A big reason Oregon approved a ban on flavored vaping products is to stop one particular group of people from getting hooked on nicotine: teenagers.
That ban is now suspended, after the Oregon Court of Appeals granted a temporary stay Thursday. But momentum against vaping is continuing, as one of the largest producers has vowed to pull most of its flavored vape products.
The average age of people sickened in the recent outbreak of vaping lung injuries is 20, with some patients as young as 15.
“In Oregon, almost one in four 11th graders report using a vaping product currently,” said state epidemiologist Dean Sidelinger, who hopes the ban will keep teens from vaping.
But whether you’re talking to youth psychiatrists or teens themselves, the conclusion is the same: getting young people to give up unhealthy habits isn’t easy.
What’s on young users’ minds
At lunchtime students stream across Southeast Powell Boulevard from Portland’s Cleveland High School to Powell Park. They’re eating, chatting and playing on the monkey bars.
In a far corner, a group of maybe a dozen kids are vaping and smoking. They’re willing to talk — but not give names.

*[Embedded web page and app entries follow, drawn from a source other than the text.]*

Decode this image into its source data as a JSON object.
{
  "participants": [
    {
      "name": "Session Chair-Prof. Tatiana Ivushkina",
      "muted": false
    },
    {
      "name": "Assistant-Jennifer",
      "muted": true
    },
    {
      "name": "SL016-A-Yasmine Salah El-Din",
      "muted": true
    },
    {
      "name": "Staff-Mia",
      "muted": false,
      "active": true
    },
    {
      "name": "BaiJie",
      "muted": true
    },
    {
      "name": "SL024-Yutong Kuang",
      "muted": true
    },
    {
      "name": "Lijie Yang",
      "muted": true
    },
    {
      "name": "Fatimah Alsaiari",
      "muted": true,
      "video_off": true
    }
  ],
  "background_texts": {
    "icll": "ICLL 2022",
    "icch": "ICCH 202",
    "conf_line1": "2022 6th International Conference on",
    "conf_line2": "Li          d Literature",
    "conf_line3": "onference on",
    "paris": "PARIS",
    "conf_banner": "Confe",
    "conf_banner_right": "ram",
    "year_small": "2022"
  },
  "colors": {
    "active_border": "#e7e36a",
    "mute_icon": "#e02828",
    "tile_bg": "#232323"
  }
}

One student, who said she vapes regularly, said a vaping ban would lead her to switch to cigarettes.
A teen boy acknowledged he vapes about four times a day. But he insisted he wasn’t addicted.
Another teen who insisted she doesn’t vape said the habit is pervasive at Cleveland High.
“All my friends vape on a daily basis,” she said, saying teenagers think it’s “cool.”
She also blamed the widespread habit on the company JUUL, saying it “is getting kids addicted to vaping.”
In September, the Food and Drug Administration warned JUUL against its marketing and outreach efforts. The co-founder Kevin Burns stepped down, and the company said it would suspend all product advertising in the U.S. This week the company also said it’s suspending sale of most flavors, with the exception of tobacco and menthol.
But judging by the reactions from teenagers next to Cleveland, the advice from organizations like the FDA doesn’t get much traction.
And how to change them
“The data are pretty clear that information on its own is not going to work to change a kid’s mind,” said Dr. Sarah Feldstein Ewing, a professor of child psychiatry at Oregon Health and Sciences University.
Ewing said that’s because the adolescent brain doesn’t finish developing until age 25, particularly the area responsible impulse control and resisting temptation.
She says the best way to convince a teen not to vape is to have an open and honest conversation. Ewing advises adults to ask questions like, What do you think the risks of vaping are? and why do they think doctors are worried?
“So it might be the case that your child doesn’t immediately desist,” Ewing said. “But that they do have a chance of knowing that you are a person they can talk to about it.”
She says the discussion should remain calm and be conducted at a time when the teen is receptive — like a car journey where there’s no eye contact.
At the same time, parents should set clear boundaries that will be enforced.
“For example, Johnny, if you come home with a vape pen, then you’re going to be grounded,” Ewing suggested. “So if then the next time you do find something like that, there’s clear, reasonable and discussed consequences that you can then enforce.”
Health advocates in Oregon have been working on a permanent ban, but now will have to shift gears to defend the temporary ban in court. Those in the industry say they’ll fight it.
The federal government is investigating more than 1,400 cases of lung injury in every state except Alaska. Oregon’s seen 11 cases and two deaths.
Researchers have yet to pin down the exact causes of the vaping illness, which now goes by the name EVALI, which stands for “E-cigarette or Vaping product use Associated Lung Injury.”